Copy out each line of the data that holds the string "this".
* * *
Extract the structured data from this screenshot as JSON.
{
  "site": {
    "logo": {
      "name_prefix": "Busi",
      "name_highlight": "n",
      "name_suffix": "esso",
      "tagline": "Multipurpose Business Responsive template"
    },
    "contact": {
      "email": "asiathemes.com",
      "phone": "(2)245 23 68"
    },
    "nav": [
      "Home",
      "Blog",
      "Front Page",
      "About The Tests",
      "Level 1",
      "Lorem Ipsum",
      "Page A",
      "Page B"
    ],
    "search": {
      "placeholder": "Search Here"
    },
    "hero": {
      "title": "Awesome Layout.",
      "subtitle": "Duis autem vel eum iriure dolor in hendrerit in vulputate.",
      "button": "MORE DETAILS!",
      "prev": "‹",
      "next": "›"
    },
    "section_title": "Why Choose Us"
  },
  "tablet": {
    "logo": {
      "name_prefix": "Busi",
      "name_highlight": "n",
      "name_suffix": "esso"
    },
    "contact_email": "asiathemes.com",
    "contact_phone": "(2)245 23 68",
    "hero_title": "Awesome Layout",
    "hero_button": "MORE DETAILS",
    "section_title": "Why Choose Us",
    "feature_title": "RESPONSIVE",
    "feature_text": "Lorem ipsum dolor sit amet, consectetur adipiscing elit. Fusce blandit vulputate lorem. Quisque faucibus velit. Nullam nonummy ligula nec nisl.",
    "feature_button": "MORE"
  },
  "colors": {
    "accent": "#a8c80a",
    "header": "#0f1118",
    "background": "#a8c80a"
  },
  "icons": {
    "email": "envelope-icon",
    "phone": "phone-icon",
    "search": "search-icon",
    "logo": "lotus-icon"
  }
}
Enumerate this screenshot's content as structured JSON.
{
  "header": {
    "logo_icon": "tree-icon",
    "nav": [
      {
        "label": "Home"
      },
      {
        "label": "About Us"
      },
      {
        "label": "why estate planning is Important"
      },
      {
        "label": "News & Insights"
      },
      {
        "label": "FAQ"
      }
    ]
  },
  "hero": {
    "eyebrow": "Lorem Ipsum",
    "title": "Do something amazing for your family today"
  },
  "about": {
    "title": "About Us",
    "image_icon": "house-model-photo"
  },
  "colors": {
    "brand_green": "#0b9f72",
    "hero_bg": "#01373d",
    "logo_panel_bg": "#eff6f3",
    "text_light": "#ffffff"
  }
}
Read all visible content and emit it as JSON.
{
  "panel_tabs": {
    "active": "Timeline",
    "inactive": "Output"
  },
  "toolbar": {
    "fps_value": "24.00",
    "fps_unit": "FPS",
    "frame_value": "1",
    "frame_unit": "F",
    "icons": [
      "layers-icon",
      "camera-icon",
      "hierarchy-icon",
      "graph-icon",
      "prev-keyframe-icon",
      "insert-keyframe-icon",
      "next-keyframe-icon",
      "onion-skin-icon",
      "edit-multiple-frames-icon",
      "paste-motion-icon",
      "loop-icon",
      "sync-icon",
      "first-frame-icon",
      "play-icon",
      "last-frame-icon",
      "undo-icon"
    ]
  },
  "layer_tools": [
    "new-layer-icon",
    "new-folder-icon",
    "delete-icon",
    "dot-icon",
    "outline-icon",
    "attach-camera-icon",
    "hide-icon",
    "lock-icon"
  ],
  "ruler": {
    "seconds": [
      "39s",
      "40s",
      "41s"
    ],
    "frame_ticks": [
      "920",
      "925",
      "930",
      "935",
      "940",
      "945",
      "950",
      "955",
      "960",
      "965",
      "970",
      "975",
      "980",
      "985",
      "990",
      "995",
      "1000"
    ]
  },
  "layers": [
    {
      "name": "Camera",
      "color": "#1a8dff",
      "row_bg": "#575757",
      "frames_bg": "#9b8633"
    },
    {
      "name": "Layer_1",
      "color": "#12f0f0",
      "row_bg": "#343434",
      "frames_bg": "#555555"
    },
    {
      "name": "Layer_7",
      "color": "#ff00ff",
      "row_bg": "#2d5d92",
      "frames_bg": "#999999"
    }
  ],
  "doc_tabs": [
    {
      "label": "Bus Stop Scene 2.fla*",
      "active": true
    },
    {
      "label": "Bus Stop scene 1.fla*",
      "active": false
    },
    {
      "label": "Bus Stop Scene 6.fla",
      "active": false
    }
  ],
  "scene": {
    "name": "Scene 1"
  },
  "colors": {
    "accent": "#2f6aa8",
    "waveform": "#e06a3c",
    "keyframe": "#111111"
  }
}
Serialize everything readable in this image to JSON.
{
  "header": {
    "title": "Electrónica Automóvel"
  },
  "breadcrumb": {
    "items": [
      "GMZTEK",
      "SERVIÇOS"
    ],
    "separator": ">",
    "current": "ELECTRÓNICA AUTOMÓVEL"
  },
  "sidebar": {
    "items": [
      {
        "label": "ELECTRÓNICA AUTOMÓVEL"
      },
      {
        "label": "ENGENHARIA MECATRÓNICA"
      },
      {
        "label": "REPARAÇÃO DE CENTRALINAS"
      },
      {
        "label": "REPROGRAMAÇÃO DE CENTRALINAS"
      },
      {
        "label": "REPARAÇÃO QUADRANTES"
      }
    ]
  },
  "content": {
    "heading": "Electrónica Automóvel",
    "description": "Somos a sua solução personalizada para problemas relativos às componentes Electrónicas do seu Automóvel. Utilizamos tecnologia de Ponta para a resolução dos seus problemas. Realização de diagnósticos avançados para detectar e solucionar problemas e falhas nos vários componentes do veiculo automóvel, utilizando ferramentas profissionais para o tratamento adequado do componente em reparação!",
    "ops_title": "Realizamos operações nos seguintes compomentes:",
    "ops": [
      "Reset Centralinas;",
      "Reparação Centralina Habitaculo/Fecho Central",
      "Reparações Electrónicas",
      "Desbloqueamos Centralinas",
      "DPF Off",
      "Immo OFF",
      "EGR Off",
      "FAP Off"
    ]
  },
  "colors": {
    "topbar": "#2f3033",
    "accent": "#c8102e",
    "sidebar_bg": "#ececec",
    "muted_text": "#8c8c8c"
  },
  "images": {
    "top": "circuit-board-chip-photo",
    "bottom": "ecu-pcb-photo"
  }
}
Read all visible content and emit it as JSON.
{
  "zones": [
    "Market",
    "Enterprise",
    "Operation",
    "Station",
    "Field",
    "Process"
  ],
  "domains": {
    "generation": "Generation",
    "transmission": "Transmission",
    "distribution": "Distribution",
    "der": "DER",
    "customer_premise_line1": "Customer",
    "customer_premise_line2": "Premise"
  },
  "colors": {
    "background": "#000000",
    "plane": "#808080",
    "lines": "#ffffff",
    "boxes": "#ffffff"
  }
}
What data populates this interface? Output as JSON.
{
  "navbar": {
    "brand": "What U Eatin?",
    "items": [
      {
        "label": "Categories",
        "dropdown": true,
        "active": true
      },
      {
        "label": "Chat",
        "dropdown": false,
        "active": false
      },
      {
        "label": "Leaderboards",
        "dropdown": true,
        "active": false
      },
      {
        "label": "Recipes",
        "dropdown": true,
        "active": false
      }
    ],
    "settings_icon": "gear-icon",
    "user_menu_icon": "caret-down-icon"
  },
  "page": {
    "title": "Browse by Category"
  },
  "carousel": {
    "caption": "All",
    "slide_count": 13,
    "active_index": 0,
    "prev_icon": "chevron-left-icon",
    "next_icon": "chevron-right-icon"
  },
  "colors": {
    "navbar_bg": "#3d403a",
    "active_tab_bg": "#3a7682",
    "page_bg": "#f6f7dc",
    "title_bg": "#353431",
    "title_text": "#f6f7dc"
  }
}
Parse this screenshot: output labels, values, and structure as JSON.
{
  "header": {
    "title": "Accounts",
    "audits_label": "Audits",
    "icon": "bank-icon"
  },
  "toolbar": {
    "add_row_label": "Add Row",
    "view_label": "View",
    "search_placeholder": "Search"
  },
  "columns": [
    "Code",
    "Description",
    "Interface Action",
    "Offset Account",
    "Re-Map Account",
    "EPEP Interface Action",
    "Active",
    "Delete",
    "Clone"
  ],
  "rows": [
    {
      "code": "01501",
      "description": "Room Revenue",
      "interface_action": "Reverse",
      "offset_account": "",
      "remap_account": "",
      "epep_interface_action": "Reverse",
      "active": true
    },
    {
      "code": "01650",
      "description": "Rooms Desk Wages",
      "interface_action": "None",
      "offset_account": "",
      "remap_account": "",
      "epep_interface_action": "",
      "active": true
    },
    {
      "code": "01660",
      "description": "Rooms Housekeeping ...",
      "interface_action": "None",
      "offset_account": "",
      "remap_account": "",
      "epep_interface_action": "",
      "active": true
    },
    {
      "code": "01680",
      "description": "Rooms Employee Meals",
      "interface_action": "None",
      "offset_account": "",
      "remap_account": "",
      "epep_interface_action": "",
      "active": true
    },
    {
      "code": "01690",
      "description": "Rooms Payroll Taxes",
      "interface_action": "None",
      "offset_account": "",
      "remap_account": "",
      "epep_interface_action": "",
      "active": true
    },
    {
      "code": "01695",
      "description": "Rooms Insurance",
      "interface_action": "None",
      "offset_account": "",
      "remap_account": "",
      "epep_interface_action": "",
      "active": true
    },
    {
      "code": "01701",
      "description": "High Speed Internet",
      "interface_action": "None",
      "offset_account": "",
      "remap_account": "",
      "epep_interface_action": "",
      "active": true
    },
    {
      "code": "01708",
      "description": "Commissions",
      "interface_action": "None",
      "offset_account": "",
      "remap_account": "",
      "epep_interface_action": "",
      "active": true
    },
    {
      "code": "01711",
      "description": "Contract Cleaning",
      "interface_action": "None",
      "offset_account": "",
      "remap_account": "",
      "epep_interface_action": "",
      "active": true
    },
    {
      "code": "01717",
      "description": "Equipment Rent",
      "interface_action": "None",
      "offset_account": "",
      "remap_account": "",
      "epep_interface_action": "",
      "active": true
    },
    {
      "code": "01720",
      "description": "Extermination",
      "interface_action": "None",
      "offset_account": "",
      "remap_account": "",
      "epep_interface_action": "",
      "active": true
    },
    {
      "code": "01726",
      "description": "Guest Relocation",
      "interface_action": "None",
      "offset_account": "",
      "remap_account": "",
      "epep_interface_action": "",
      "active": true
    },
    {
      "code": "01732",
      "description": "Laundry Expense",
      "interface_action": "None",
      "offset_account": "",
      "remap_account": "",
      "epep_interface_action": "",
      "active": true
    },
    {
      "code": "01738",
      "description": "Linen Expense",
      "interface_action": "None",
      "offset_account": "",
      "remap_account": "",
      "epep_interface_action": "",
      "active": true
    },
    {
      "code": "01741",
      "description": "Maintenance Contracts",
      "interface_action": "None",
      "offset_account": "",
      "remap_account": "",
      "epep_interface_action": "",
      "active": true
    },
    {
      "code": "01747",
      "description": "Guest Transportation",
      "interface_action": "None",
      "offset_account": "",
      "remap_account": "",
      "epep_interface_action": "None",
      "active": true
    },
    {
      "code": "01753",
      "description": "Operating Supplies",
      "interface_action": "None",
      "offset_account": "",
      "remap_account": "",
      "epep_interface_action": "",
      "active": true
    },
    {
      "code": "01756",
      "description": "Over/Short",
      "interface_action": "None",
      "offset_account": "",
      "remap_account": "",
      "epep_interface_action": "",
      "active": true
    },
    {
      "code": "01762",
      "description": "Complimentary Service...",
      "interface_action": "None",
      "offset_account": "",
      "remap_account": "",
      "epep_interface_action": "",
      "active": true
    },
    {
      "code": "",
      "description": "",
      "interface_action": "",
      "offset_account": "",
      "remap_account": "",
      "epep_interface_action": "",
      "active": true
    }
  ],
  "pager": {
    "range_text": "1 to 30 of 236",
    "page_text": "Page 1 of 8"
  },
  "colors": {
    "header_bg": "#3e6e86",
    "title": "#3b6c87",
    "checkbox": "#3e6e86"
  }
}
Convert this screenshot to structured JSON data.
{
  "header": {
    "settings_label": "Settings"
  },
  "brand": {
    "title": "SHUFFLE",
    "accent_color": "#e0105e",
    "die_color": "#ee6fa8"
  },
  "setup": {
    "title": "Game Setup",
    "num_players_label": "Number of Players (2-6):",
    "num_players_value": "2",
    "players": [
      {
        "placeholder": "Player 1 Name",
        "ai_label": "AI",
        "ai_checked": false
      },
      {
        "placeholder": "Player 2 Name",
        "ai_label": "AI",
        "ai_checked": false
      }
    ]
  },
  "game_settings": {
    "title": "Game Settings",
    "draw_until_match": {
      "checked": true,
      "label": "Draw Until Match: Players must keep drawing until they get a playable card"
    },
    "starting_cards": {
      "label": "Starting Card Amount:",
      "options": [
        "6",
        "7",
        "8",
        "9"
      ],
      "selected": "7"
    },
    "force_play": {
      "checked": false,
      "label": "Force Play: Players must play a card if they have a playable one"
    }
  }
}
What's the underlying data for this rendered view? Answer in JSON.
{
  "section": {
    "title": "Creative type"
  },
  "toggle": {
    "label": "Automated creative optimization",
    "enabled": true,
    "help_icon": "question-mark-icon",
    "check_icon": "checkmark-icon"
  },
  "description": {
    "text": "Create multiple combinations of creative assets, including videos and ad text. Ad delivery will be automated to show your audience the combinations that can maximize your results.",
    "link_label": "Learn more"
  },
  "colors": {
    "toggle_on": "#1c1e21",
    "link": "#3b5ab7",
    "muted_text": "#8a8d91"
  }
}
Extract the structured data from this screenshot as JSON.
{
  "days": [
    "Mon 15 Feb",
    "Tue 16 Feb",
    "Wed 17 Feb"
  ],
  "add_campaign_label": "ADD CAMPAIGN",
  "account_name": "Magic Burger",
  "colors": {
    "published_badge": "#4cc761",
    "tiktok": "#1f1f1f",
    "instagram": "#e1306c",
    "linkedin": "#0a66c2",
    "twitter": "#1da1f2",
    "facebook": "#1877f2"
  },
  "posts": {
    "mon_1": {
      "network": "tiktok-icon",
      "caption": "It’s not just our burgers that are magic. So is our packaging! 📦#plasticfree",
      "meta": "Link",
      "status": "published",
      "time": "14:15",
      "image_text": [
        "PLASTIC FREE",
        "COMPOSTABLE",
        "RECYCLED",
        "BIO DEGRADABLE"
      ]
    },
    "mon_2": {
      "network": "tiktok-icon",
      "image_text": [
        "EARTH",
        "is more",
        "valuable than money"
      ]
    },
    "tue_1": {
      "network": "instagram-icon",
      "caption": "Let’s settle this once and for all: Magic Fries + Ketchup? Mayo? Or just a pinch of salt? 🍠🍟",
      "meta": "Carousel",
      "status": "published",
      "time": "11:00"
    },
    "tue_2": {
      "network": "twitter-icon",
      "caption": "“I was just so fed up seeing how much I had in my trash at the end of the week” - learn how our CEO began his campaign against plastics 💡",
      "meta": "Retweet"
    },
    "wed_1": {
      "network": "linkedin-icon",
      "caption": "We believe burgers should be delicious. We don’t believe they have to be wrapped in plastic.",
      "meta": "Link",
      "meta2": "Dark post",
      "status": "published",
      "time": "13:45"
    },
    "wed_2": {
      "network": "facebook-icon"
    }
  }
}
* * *
• Task solution:
Extract the structured data from this screenshot as JSON.
Enumerate this screenshot's content as structured JSON.
Serialize everything readable in this image to JSON.
What data populates this interface? Output as JSON.
Parse this screenshot: output labels, values, and structure as JSON.
Convert this screenshot to structured JSON data.
What's the underlying data for this rendered view? Answer in JSON.
Extract the structured data from this screenshot as JSON.
      "caption": "Let’s settle this once and for all: Magic Fries + Ketchup? Mayo? Or just a pinch of salt? 🍠🍟",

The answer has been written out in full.